Review: A highly anticipated sequel of a cult Super Nintendo classic, Ogre Battle 64 is the epitome of real time strategy RPG gaming on any console.
This game, by expert storytellers Quest, is doubly important to Nintendo fans. It not only signals the return of the beloved Ogre Battle style of gameplay, last experienced on the Super Nintendo or as a limited edition port on the Playstation, but also marks the first true RPG experience on the Nintendo 64 since the dubious release of Quest 64, early on in the console's life. OB64 is chapter 6 of the Ogre Saga, which is made up of a series of Ogre Battle (real time) and Tactics Ogre (turn based) strategy RPGs. The games were never released in any particular chapter order, and each tells a self-contained tale that further adds to the world's history.
OB64 is the tale of Magnus Gallant, a minor noble recently assigned to the Southern Division of the Palatinean Army after his graduation from the military academy. The Ogre games were always long tales of sweeping political discord and social strife. The entire continent of Zeteginia (of which the Palatineans are only a part of) is slowly being absorbed into the invading Holy Lodis Empire, who buys off nobles and strips the common masses of rights, religion, and dignity. Palatinus is a kingdom of Zeteginia who has signed a treaty with the Holy Lodis Empire, wherein they retained their autonomy but whose king actually answers to the Empire's religious leader. Magnus' life reaches a significant turning point when he thwarts the abduction of his prince and childhood friend, Yumil, by a band of oppressed rebels. He slowly comes to grip with the status of the commoners, his background as a noble, and the son of an accused murderer, to eventually arise as the champion of an entire people, or their greatest foe.
The game itself is extremely open-ended. As Magnus Gallant, you are eventually placed in charge of an entire army (which you may name) and must oversee all decisions concerning it, both before and during fights. You choose which regions to invade or defend, which cities to liberate and which to capture, which units to combine into teams, which teams to equip and deploy, and even the progression of every individual unit's equipment, rank, and character class. The game attempts to ease you in with several simple scenarios involving a relatively rudimentary combat force. However, to the uninitiated, the heavy number crunching and statistics tracking that is necessary for success can be overwhelming. Furthermore, to maximize your armies' potential, you will have to efficiently deploy them, manage your equipment and funds (the currency is referred to as ?goth'), and plan-ahead when evolving your units into new and hopefully more powerful character classes. Furthermore, you will need to strike a careful balance between the various melee and ranged classes, sorcerous and healer classes, beast- and dragon-taming classes, and the ultimately rewarding miscellaneous classes such as the animals, dragons, and undead.

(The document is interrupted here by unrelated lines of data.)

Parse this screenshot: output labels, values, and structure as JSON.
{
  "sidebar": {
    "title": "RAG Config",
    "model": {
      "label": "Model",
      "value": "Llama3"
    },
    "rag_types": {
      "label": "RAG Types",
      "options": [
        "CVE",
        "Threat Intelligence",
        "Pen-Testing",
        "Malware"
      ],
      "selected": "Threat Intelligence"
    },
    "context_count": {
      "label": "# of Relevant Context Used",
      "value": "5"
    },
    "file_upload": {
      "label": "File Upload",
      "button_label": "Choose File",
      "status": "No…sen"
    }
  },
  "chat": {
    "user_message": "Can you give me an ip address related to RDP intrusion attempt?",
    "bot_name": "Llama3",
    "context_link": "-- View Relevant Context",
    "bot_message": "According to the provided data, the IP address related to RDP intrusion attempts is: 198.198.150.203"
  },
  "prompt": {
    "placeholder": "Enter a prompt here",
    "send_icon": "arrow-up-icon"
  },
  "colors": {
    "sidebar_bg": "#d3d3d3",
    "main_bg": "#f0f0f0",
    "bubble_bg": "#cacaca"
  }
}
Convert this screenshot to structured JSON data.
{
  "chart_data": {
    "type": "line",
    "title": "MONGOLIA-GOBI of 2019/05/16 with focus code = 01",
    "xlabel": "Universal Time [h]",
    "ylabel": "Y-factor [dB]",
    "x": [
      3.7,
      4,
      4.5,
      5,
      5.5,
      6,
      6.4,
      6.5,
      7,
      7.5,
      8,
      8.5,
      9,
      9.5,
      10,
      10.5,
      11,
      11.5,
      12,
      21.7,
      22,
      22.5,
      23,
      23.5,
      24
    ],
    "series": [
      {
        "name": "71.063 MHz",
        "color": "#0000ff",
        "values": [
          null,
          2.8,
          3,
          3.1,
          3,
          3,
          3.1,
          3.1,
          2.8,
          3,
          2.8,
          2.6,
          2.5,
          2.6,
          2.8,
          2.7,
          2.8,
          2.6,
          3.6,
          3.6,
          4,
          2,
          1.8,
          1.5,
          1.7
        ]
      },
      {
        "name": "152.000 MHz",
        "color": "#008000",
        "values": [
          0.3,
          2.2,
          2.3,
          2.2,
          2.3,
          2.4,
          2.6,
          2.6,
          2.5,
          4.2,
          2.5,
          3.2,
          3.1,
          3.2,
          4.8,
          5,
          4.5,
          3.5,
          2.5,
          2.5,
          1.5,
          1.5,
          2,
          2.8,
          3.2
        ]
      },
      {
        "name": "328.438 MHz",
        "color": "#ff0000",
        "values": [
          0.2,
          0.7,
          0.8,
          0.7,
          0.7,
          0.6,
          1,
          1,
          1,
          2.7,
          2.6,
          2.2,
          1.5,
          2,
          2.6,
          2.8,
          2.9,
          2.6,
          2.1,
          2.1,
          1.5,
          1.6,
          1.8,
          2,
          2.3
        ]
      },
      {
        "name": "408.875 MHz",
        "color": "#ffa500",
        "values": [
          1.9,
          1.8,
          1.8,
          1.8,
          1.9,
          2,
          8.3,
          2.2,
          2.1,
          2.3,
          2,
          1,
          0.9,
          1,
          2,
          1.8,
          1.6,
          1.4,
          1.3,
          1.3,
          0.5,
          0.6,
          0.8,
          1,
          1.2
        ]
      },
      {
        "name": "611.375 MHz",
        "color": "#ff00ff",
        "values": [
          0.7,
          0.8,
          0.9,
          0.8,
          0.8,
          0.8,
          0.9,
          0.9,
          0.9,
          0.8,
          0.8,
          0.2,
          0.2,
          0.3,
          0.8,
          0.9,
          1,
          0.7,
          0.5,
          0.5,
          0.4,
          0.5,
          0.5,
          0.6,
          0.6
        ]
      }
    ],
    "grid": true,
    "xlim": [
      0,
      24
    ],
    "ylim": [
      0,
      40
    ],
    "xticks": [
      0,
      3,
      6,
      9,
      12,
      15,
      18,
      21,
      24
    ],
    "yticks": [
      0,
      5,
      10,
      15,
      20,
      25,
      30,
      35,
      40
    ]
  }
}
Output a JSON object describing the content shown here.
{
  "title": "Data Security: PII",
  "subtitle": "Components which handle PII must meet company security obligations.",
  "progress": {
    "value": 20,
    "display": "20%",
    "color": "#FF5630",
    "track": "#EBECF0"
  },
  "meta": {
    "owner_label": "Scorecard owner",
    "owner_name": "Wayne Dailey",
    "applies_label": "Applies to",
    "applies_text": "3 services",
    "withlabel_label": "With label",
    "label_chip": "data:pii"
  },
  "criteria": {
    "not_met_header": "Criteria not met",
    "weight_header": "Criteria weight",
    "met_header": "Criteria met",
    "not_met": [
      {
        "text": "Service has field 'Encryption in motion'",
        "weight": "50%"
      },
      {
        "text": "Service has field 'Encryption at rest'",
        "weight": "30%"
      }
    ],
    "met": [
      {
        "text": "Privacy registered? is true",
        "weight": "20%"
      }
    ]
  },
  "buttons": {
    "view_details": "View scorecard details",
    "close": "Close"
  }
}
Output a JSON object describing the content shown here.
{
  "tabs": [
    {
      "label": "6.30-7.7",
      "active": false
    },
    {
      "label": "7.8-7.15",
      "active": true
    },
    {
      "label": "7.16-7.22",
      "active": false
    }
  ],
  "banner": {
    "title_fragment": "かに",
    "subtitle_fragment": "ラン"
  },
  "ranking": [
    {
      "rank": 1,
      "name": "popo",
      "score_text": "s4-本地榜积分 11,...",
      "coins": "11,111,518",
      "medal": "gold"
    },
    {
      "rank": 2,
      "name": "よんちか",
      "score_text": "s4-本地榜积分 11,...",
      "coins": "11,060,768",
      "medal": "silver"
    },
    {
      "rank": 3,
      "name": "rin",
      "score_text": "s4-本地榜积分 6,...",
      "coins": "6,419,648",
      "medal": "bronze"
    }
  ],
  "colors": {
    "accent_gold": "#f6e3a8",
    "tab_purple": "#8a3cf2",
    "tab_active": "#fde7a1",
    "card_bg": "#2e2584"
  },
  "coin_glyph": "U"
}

Depending on how you play the game and the decisions you will be forced to make, you will be able to participate in up to approximately four-dozen separate scenarios, each taking place on a map within the Zeteginian continent. You will deploy your teams (composed of up to five units each) from your headquarters, and will pursue a variety of goals, including total domination of the map, the defeat of a particular enemy unit or boss character, the capture of a certain property, or (later in the game) actual assaults on fortified castles. A variety of NPCs (non player characters) are available to interact with, and depending on those interactions, will either become your enemies or your allies. Furthermore, these decisions will ultimately effect which of a variety of subplots you will be following, what treasures you will be able to hunt for, and what Magnus' role in this chapter of the Ogre Saga will be, ultimately affecting the game's ending.